(Business in Cameroon) - The high prices of inputs are hurting the subsistence crop industry in Cameroon. The Central Bank Beac recently issued a note indicating that the sector will suffer a poor performance in the first quarter of 2023.
"Food crop production is expected to decline in Q1 2023, although this period is known to be a low harvest period. Year-on-year, the production would also decline over the period due to the lack of enthusiasm by producers following the hike in input costs,” Beac said. The food crop sector (cassava, potatoes, plantain, corn, etc.) has been declining in Cameroon for at least two years. In 2020, production fell by 3% compared to 3.7% in 2019. The Covid-19 pandemic, the security crisis in the NoSo regions, which are major production basins, and the adverse effects of climate change are the reasons cited by Beac.
The Central Bank said that every time the country finds a solution, a new obstacle arises. Since 2022, Cameroonian producers have been facing what they call the "input crisis" (fertilizers, pesticides, fungicides, seedlings, seeds...). To reduce the risk of shortages, the Ministry of Agriculture has encouraged, during the launch of the agricultural campaign in Q1 2020, the production of short-cycle foods.
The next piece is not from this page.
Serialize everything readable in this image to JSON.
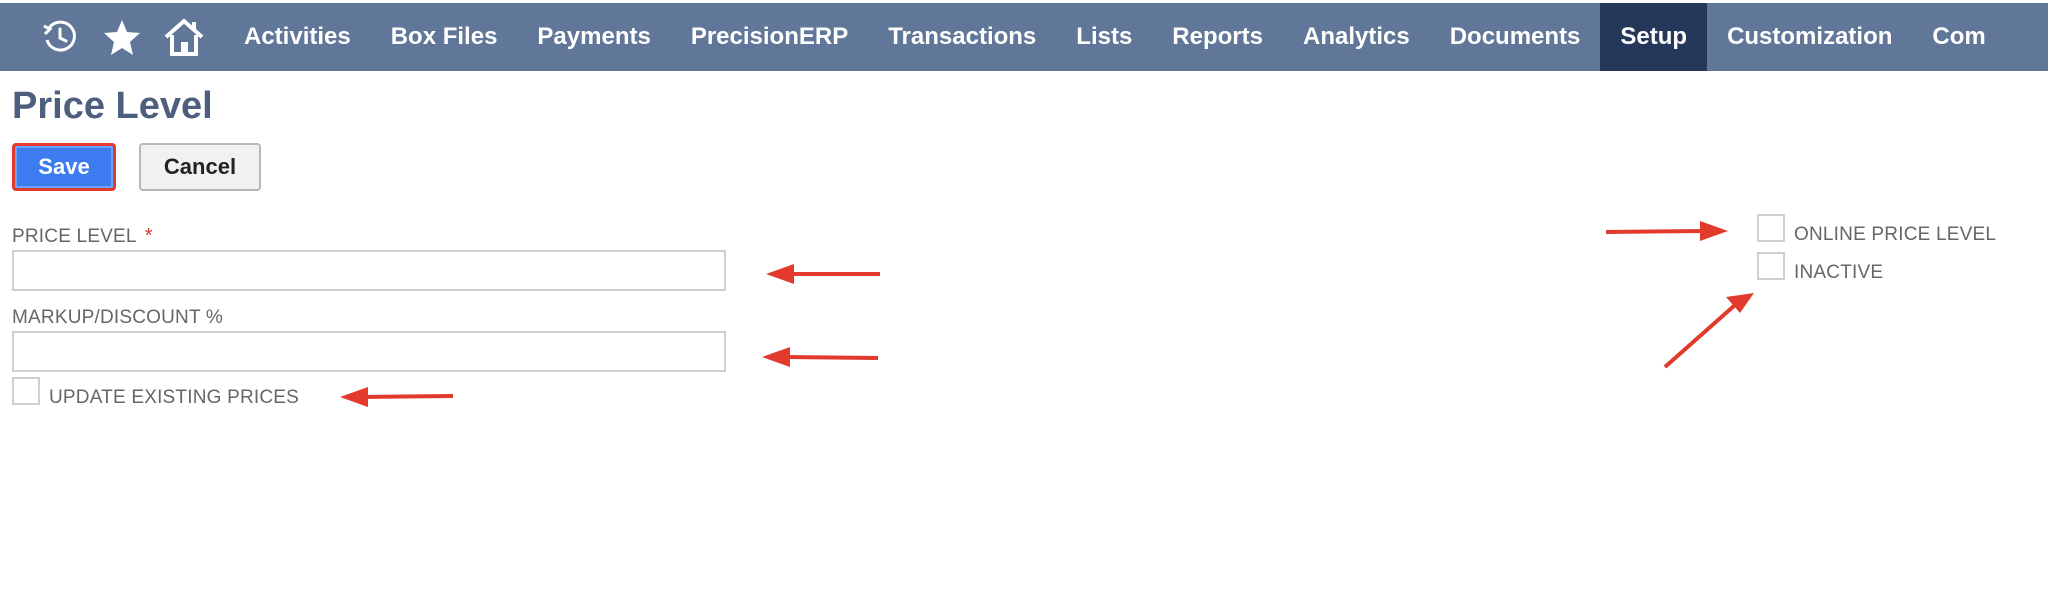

The government has made available to farmers 141,000 certified cassava cuttings, 60 tons of certified rainfed rice seed, 1.5 million banana plants, 200 tons of potatoes, 6 million cocoa plants, and support for the development of market gardening. But results are slow to materialize.